▶ **Brief**:
What you produce should match the records below precisely, except that images are removed.
##### Given records
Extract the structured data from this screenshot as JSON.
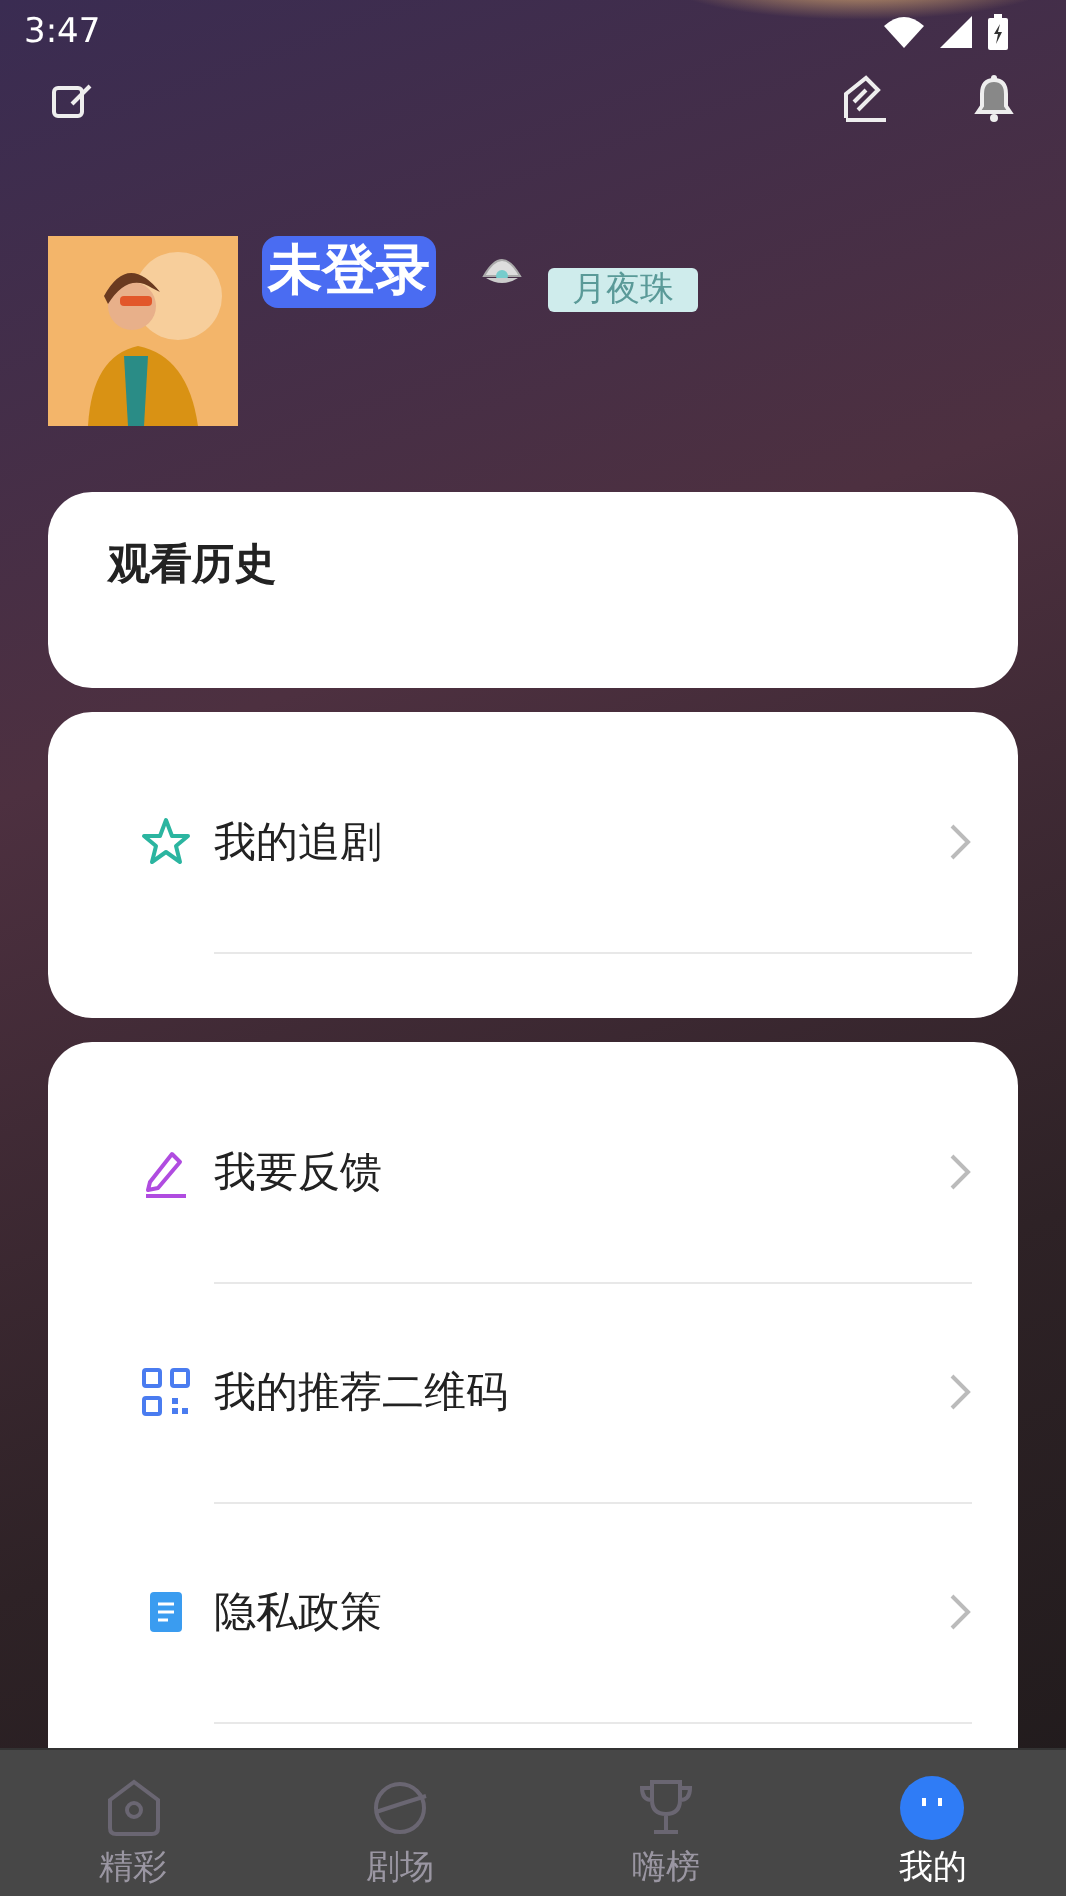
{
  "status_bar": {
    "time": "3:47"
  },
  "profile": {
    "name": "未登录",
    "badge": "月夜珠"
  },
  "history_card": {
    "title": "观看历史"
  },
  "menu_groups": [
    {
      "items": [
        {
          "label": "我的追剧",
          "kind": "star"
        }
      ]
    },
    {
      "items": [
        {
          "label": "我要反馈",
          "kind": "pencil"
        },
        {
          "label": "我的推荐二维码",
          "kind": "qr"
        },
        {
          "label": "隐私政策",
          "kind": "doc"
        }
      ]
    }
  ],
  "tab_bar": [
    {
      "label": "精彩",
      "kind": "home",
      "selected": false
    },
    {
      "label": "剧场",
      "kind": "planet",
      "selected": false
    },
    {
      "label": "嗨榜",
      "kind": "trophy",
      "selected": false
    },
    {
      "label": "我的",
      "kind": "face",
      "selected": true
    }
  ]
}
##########
▶ **Solved exercise**:
Extract the structured data from this screenshot as JSON.
{
  "status_bar": {
    "time": "3:47"
  },
  "profile": {
    "name": "未登录",
    "badge": "月夜珠"
  },
  "history_card": {
    "title": "观看历史"
  },
  "menu_groups": [
    {
      "items": [
        {
          "label": "我的追剧",
          "kind": "star"
        }
      ]
    },
    {
      "items": [
        {
          "label": "我要反馈",
          "kind": "pencil"
        },
        {
          "label": "我的推荐二维码",
          "kind": "qr"
        },
        {
          "label": "隐私政策",
          "kind": "doc"
        }
      ]
    }
  ],
  "tab_bar": [
    {
      "label": "精彩",
      "kind": "home",
      "selected": false
    },
    {
      "label": "剧场",
      "kind": "planet",
      "selected": false
    },
    {
      "label": "嗨榜",
      "kind": "trophy",
      "selected": false
    },
    {
      "label": "我的",
      "kind": "face",
      "selected": true
    }
  ]
}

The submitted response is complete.